In this context, ITERG is the only one to have monitored the impact of the molecular structure of TGs on the absorption phase of ALA, through projects carried out using combined oils (Boulos and Combe, 2000) or synthetic molecules in which the position of ALA was perfectly controlled (Couëdelo et al. 2011). These first data had reformed the received ideas according to which the internal position was strictly maintained by demonstrating that it was evolving during the stages of lipid absorption.

In the METATRIAL project, ITERG went further by studying the enrichment of ALA to be preferred in the internal position of TG food to improve both its bioavailability and its bioconversion into long chain omega 3 during a long-term diet.

ITERG was able to determine that in a diet, a distribution of up to 40% of ALA in the internal position of a dietary oil is necessary and sufficient to improve the levels of ALA in the blood and tissues of interest. Furthermore, ITERG has observed that enriching the internal position of ALA not only improves its bioavailability but also its bioconversion to EPA in red blood cells and liver. Above 40% in the internal position, it would then be the bioavailability of DHA that would be improved and not those of ALA and EPA.

This study demonstrates the interest in favouring the consumption of dietary triglycerides whose internal position is relatively rich in ALA (up to 40%) to improve its blood and tissue bioavailability as well as its bioconversion into EPA.
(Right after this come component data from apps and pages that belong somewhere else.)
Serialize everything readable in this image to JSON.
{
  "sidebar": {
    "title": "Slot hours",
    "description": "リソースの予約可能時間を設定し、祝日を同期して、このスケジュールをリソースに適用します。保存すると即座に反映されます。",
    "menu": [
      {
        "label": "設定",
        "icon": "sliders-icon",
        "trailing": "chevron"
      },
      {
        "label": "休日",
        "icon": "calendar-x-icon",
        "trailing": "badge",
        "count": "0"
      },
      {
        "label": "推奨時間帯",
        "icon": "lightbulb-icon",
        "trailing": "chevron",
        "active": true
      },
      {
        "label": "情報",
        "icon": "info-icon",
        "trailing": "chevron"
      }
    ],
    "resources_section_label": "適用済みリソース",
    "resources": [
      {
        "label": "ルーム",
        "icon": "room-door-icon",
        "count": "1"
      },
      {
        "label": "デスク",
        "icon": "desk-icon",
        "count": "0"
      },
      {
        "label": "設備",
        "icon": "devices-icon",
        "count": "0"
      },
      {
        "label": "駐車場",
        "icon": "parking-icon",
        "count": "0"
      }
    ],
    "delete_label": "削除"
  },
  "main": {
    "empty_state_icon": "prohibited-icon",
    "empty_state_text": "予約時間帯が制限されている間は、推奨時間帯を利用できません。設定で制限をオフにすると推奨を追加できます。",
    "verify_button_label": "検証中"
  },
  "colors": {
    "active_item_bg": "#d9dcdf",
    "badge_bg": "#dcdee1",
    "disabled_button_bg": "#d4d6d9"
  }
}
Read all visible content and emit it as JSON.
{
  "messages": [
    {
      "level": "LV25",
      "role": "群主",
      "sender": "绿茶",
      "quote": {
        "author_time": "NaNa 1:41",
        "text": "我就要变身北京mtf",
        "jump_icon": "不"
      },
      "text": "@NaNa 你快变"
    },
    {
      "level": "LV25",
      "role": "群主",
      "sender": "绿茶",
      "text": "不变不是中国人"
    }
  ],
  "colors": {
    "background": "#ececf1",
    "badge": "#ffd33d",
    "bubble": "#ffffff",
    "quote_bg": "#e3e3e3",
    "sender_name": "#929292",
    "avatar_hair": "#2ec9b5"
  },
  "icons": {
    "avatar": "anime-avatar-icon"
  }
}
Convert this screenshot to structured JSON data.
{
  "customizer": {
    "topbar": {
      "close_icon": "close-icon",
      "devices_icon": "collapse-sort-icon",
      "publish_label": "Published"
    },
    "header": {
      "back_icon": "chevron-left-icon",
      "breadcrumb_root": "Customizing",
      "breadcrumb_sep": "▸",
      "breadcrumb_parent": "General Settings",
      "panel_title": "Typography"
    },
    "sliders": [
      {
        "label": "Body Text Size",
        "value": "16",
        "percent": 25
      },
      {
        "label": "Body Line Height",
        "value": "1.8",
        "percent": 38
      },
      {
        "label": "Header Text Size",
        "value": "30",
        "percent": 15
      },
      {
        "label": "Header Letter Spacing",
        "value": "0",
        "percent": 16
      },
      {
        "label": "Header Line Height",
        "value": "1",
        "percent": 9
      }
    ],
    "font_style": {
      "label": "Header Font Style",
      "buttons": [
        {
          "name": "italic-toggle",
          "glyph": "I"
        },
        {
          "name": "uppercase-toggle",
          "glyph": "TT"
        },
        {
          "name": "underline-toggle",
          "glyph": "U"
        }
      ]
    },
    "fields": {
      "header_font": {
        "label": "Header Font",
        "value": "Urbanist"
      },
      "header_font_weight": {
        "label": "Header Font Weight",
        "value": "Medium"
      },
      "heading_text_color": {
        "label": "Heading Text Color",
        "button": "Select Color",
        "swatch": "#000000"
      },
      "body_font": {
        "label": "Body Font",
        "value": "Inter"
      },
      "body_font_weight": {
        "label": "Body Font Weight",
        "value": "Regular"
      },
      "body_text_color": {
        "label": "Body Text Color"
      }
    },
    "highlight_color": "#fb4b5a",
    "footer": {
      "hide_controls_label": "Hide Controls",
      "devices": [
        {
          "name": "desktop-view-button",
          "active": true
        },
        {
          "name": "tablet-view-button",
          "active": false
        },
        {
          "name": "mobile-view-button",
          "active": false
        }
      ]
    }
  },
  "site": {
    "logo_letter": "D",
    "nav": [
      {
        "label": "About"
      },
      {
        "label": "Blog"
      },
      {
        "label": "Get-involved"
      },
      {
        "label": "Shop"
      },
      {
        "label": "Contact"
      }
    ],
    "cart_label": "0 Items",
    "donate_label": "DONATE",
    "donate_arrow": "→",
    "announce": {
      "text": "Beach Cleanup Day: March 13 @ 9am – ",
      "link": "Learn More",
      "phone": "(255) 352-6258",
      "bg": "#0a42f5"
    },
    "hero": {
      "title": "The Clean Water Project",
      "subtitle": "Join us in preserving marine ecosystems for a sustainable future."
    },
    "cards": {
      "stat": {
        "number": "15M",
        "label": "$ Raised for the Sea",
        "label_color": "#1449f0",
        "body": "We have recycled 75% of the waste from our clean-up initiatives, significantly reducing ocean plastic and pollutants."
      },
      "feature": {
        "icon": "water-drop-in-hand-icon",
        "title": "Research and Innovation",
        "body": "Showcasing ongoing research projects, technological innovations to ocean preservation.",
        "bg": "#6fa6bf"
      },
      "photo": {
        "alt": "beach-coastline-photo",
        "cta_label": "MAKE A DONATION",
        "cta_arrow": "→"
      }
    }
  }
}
Contact: Leslie Couëdelo, Health Nutrition & Lipid Biochemistry Project Manager, ITERG